The change in taste and odor are the result of algal blooms in the lakes and streams that supply water to wholesaler Zone 7 and its customers — Valley retailers Livermore and Pleasanton city water departments, Dublin San Ramon Services District (DSRSD) and the private California Water Service in Livermore.
While the $49 million in improvements to the south Livermore plant won’t totally eliminate the taste and odor problems, it will contribute to reducing them, said Pryor. Construction of a second ozonation facility at the Patterson Pass Water Treatment Plant in east Livermore is expected to further improve the water.
The Patterson Pass project is expected to cost $110 million, paid for by Zone 7 water rates, development fees, and a bond. It will pay for more than the ozone improvements, by adding such things as replacing filters, and adding a 5 million gallon water storage tank.
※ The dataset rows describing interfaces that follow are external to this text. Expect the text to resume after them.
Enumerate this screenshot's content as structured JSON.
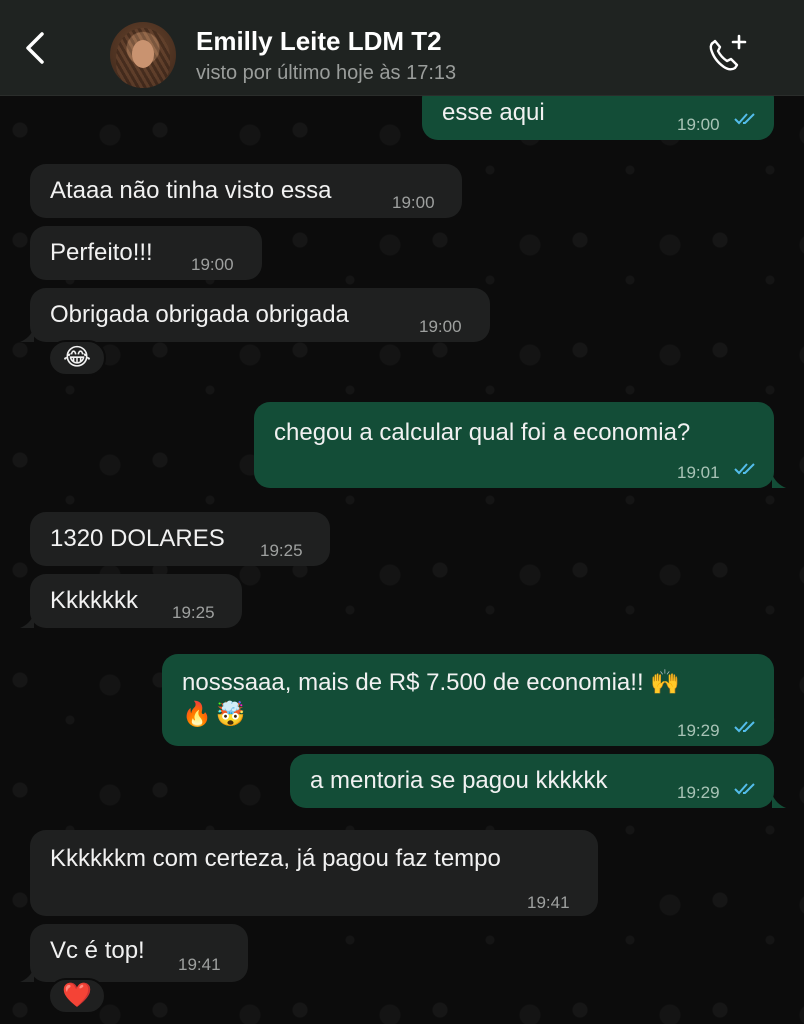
{
  "header": {
    "contact_name": "Emilly Leite LDM T2",
    "status": "visto por último hoje às 17:13",
    "back_icon": "chevron-left-icon",
    "call_icon": "phone-plus-icon"
  },
  "colors": {
    "header_bg": "#1f2321",
    "incoming_bubble": "#1f2020",
    "outgoing_bubble": "#134d37",
    "read_ticks": "#53bdeb"
  },
  "messages": [
    {
      "direction": "out",
      "text": "esse aqui",
      "time": "19:00",
      "read": true
    },
    {
      "direction": "in",
      "text": "Ataaa não tinha visto essa",
      "time": "19:00"
    },
    {
      "direction": "in",
      "text": "Perfeito!!!",
      "time": "19:00"
    },
    {
      "direction": "in",
      "text": "Obrigada obrigada obrigada",
      "time": "19:00",
      "reaction": "😂"
    },
    {
      "direction": "out",
      "text": "chegou a calcular qual foi a economia?",
      "time": "19:01",
      "read": true
    },
    {
      "direction": "in",
      "text": "1320 DOLARES",
      "time": "19:25"
    },
    {
      "direction": "in",
      "text": "Kkkkkkk",
      "time": "19:25"
    },
    {
      "direction": "out",
      "text": "nosssaaa, mais de R$ 7.500 de economia!! 🙌",
      "text_line2": "🔥🤯",
      "time": "19:29",
      "read": true
    },
    {
      "direction": "out",
      "text": "a mentoria se pagou kkkkkk",
      "time": "19:29",
      "read": true
    },
    {
      "direction": "in",
      "text": "Kkkkkkm com certeza, já pagou faz tempo",
      "time": "19:41"
    },
    {
      "direction": "in",
      "text": "Vc é top!",
      "time": "19:41",
      "reaction": "❤️"
    }
  ]
}
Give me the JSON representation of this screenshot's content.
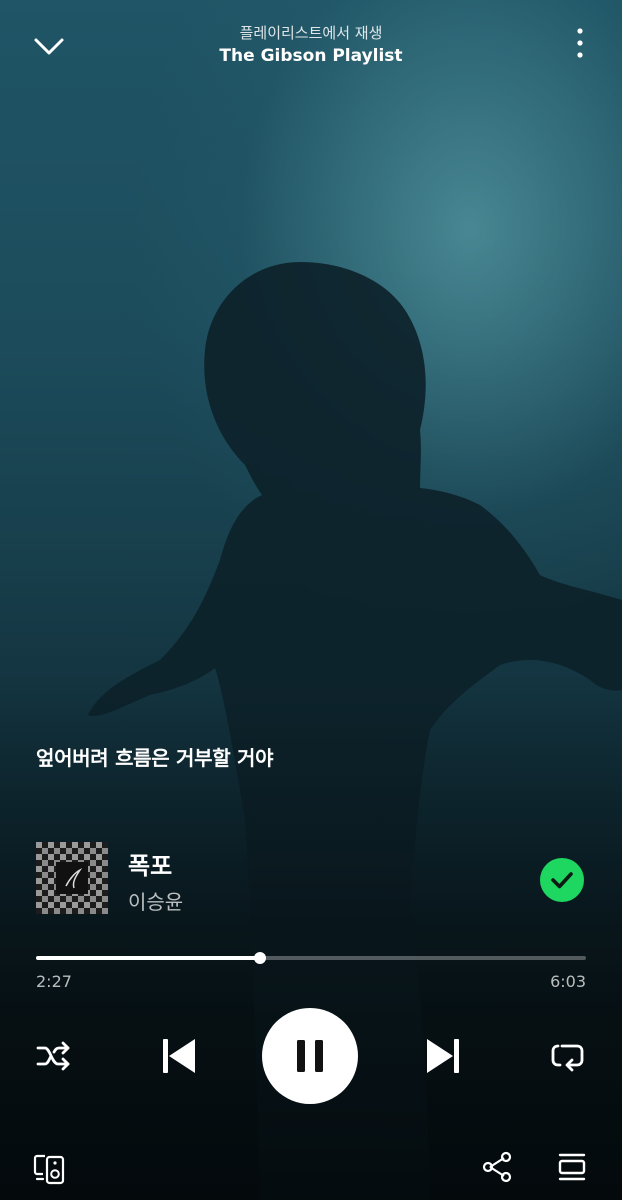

There is no way to figure a percentage increase in the quality of water by either ozonation facility, said Pryor.
However, there is a way to learn how many people have complained about taste and odor.
At DSRSD, spokeswoman Leah Blevins reported the customer relations department received 15 complaints via email or phone since mid-July.
DWR Cautions Del Valle Users About Algae Contact
Pryor indicated that, while the tap water from Zone 7 tastes and smells earthy, it is safe to drink. However, coming into contact with the algae in a lake can be harmful, according to the state Department of Water Resources (DWR).
The DWR checks state reservoirs regularly and issues harmful algae blooms advisories. The ratings have two categories — “caution” and “danger” — which are low- and high-threat indicators, respectively.
DWR in July issued a caution for Lake Del Valle, which collects run-off water from nearby hills. The warning called the public to avoid swimming; stay away from scummy, cloudy or discolored water; and not use the water for drinking or cooking. Boiling the water will not make it safe.
The toxins can cause skin rashes, eye irritation, diarrhea and vomiting. See a physician if you feel sick after going into the water. Do not eat shellfish that have been in the water.
For fish caught there, throw away the guts and clean fillets with tap water or bottled water before cooking.
Keep pets and other animals out of the water, and don’t let them drink the water or go near the scum. In animals, toxins can cause diarrhea, vomiting, convulsions and death.